◆ PROBLEM TO WORK ON ◆
Set down the records once more, please, exactly and with the pictures left out.

RECORDS TO USE Block Start

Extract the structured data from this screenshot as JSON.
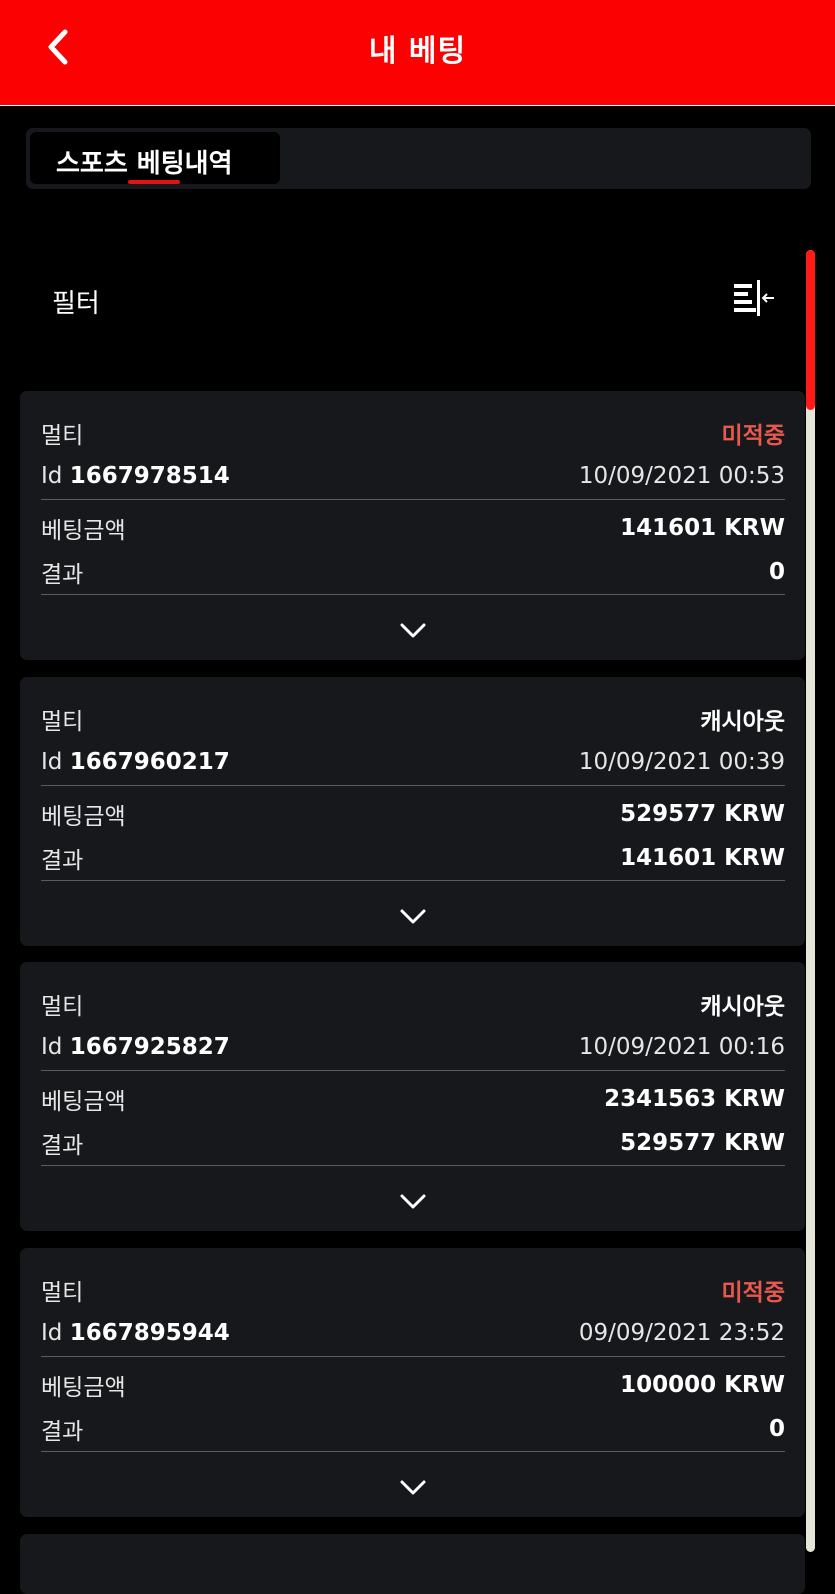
{
  "header": {
    "title": "내 베팅"
  },
  "tabs": [
    {
      "label": "스포츠 베팅내역",
      "active": true
    }
  ],
  "filter": {
    "label": "필터",
    "icon": "filter-sort-icon"
  },
  "colors": {
    "header_bg": "#fb0102",
    "lost_status": "#e8594d",
    "card_bg": "#17181c",
    "scroll_thumb": "#ff1a1a"
  },
  "labels": {
    "bet_amount": "베팅금액",
    "result": "결과",
    "id_prefix": "Id"
  },
  "bets": [
    {
      "type": "멀티",
      "status": "미적중",
      "status_kind": "lost",
      "id": "1667978514",
      "datetime": "10/09/2021 00:53",
      "amount": "141601 KRW",
      "result": "0"
    },
    {
      "type": "멀티",
      "status": "캐시아웃",
      "status_kind": "cashout",
      "id": "1667960217",
      "datetime": "10/09/2021 00:39",
      "amount": "529577 KRW",
      "result": "141601 KRW"
    },
    {
      "type": "멀티",
      "status": "캐시아웃",
      "status_kind": "cashout",
      "id": "1667925827",
      "datetime": "10/09/2021 00:16",
      "amount": "2341563 KRW",
      "result": "529577 KRW"
    },
    {
      "type": "멀티",
      "status": "미적중",
      "status_kind": "lost",
      "id": "1667895944",
      "datetime": "09/09/2021 23:52",
      "amount": "100000 KRW",
      "result": "0"
    }
  ]
}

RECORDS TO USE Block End

◆ WRITTEN RESPONSE ◆
Extract the structured data from this screenshot as JSON.
{
  "header": {
    "title": "내 베팅"
  },
  "tabs": [
    {
      "label": "스포츠 베팅내역",
      "active": true
    }
  ],
  "filter": {
    "label": "필터",
    "icon": "filter-sort-icon"
  },
  "colors": {
    "header_bg": "#fb0102",
    "lost_status": "#e8594d",
    "card_bg": "#17181c",
    "scroll_thumb": "#ff1a1a"
  },
  "labels": {
    "bet_amount": "베팅금액",
    "result": "결과",
    "id_prefix": "Id"
  },
  "bets": [
    {
      "type": "멀티",
      "status": "미적중",
      "status_kind": "lost",
      "id": "1667978514",
      "datetime": "10/09/2021 00:53",
      "amount": "141601 KRW",
      "result": "0"
    },
    {
      "type": "멀티",
      "status": "캐시아웃",
      "status_kind": "cashout",
      "id": "1667960217",
      "datetime": "10/09/2021 00:39",
      "amount": "529577 KRW",
      "result": "141601 KRW"
    },
    {
      "type": "멀티",
      "status": "캐시아웃",
      "status_kind": "cashout",
      "id": "1667925827",
      "datetime": "10/09/2021 00:16",
      "amount": "2341563 KRW",
      "result": "529577 KRW"
    },
    {
      "type": "멀티",
      "status": "미적중",
      "status_kind": "lost",
      "id": "1667895944",
      "datetime": "09/09/2021 23:52",
      "amount": "100000 KRW",
      "result": "0"
    }
  ]
}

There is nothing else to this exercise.